At this point, the earnest and probably well-meaning young salesperson ambles over to see if I need any assistance. The ritual dance begins with a “can I help you find something, Sir”? “Sure” I answer “do you have any shoes that don’t look like something from a Broadway remake of the Wizard of Oz?”

A long moment of quiet silence occurs as the salesman begins to realize what he is up against. “Perhaps…something in um…black”?, I ask hopefully.

His eyes brighten and with a cheery voice he answers “well sure” he blurts out, proffering a pair of what I believe are referred to as skate shoes, “How about these?”

I crinkle my nose, take a deep breath and suggest politely that if I wanted flat soles, I’d wear plywood on my feet. “I need heels, and arch support please,” I say mildly. The poor lad then leads me over hopefully to the outdoor shoe collection.

“These are a great shoe,” he says, “Starts out at $325”. “Is that each?” I say half-jokingly? “Oh no, Sir, that’s for the pair,” he replies earnestly.

“Do you have anything uhhhhh, a bit cheaper”? I ask hopefully. I’m sure he wanted to say “not that I’d wear old man” but to his credit; only a slight mumble escaped his clenched teeth.

“I’ll look in the back” he said and quickly scuttled behind the curtain.

It’s at this point that I start sweating and fidgeting, which sadly, is something that I do with regularity when shopping.

When embarking on a long relationship with a sales clerk, sweating and shoe shopping is not something that go well together.

The agony intensifies as he brings out box after box in varying styles and sizes “too ugly, too expensive, too colourful, too hipster, too…”

About this time, the panic meter rises to DefCon4 level and I blurt out something sounding like “thankyouverymuchbutihavetogonow”,

And at that point, in a puddle of sweat, I rush from the store to my vehicle.
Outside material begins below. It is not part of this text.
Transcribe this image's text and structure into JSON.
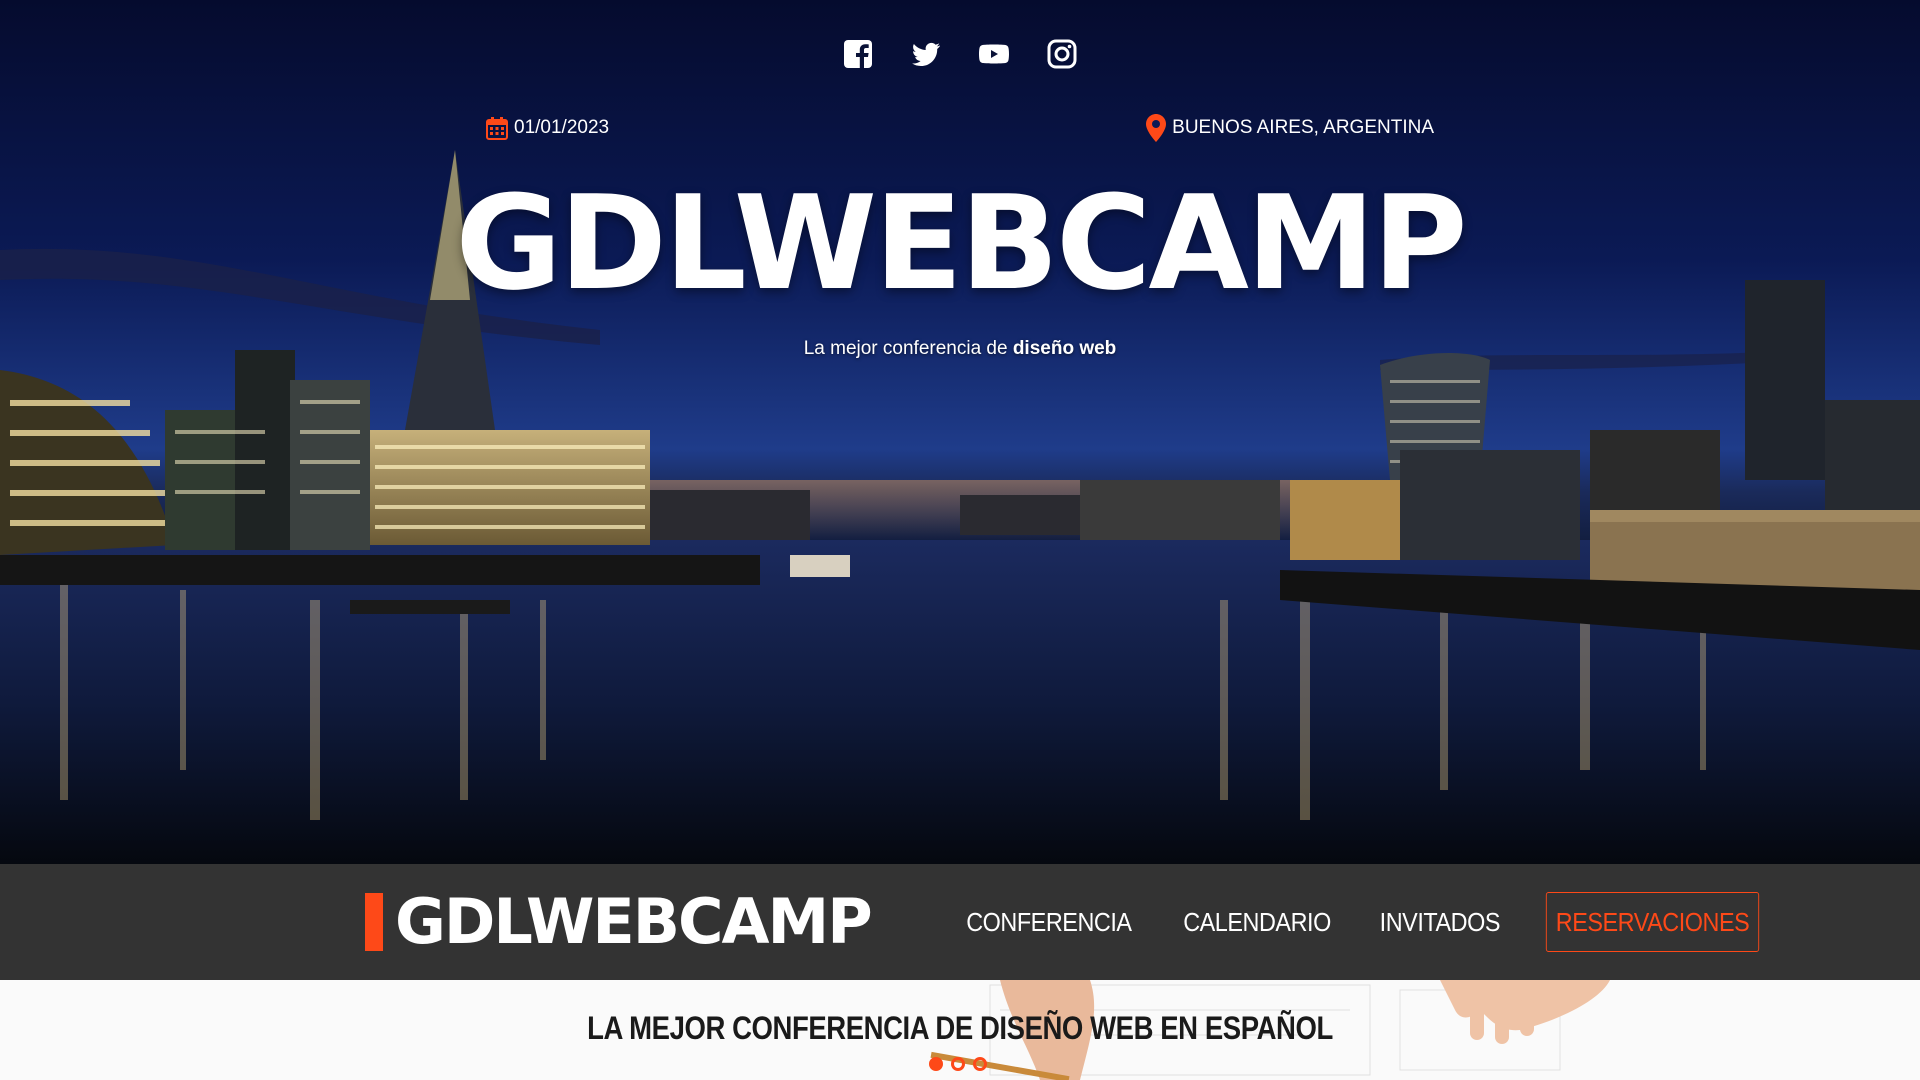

Driving home, I convince myself that I can coax one more summer from the lawn mowing shoes mouldering by the deck. My wife, bless her heart, rolls her eyes and shakes her head.

Perhaps one day, I’ll be put in a nice warm place where slippers are considered daily wear.
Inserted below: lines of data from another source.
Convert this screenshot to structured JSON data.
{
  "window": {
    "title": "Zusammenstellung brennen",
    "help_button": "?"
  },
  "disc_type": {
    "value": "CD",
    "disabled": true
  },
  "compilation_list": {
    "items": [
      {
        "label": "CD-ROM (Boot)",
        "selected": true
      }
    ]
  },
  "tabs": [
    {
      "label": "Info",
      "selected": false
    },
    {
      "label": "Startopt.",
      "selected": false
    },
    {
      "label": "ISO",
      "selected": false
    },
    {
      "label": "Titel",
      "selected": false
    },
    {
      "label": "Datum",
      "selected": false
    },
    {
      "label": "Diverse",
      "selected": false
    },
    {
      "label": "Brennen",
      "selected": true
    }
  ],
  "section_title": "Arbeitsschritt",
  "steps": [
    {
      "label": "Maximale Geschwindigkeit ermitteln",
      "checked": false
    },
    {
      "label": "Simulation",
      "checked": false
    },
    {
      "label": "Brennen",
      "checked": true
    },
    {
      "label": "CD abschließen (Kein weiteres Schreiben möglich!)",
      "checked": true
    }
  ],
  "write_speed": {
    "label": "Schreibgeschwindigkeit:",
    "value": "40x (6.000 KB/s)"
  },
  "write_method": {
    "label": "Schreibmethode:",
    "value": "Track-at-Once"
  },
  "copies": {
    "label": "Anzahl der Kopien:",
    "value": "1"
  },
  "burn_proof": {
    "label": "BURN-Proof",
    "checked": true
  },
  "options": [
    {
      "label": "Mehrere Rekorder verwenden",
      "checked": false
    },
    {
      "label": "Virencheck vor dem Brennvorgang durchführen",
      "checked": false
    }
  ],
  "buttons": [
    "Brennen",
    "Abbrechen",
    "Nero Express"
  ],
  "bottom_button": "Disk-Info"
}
Now, a nice pair of inexpensive warm plaid slippers – there’s something a man can wrap his head around wearing.

Steve Smyth is a past director of the Terrace-Kitimat Airport Society and a current director of the Terrace and District Chamber of Commerce.

 

 

 

 

 

Just Posted

Snowfall warning remains in effect

Public urged to postpone non-essential travel

Terrace to Hazelton bus service launched

First trip of BC Transit’s latest inter-community route set for Nov. 20

Snowfall warning issued for Terrace

Environment Canada expects up to 30cm by this evening

UPDATE: One injured in collision near Onion Lake

The semi truck and van collided between Terrace and Kitimat at 1:45 p.m. Nov. 15.

VIDEO: Rare comic showing Superman’s 1st appearance to be auctioned

The 1938 comic features Superman hoisting a car over his head

Tips for keeping your personal data safe, from the experts

Volunteers use drones in search for missing women

Lights to turn blue ahead of funeral for fallen Abbotsford police officer

Buildings across B.C. are going blue Saturday night in honour of Const. John Davidson

Ride-share pioneer drives up quietly to B.C. battleground

Lyft approaches B.C. without Uber bombast, eyes small towns

VIDEO: Rare comic showing Superman’s 1st appearance to be auctioned

The 1938 comic features Superman hoisting a car over his head

Pine beetles from Jasper National Park moving into commercial forest

In 2014, beetle activity went from a few spots around Jasper’s townsite to rampant

VIDEO: Tragically Hip members, Alex Trebek receive Order of Canada

Newest recipients join 6,897 Canadians such as Christine Sinclair, Graham Greene and Mark Messier

AC/DC’s Malcolm Young dies at 64

‘Malcolm was a songwriter, guitarist, performer, producer and visionary who inspired many.’

‘I will now live in consistent fear’: Allan Schoenborn granted escorted leaves

The Merritt man was deemed not criminally responsible in the killing of his three children in 2008

Most Read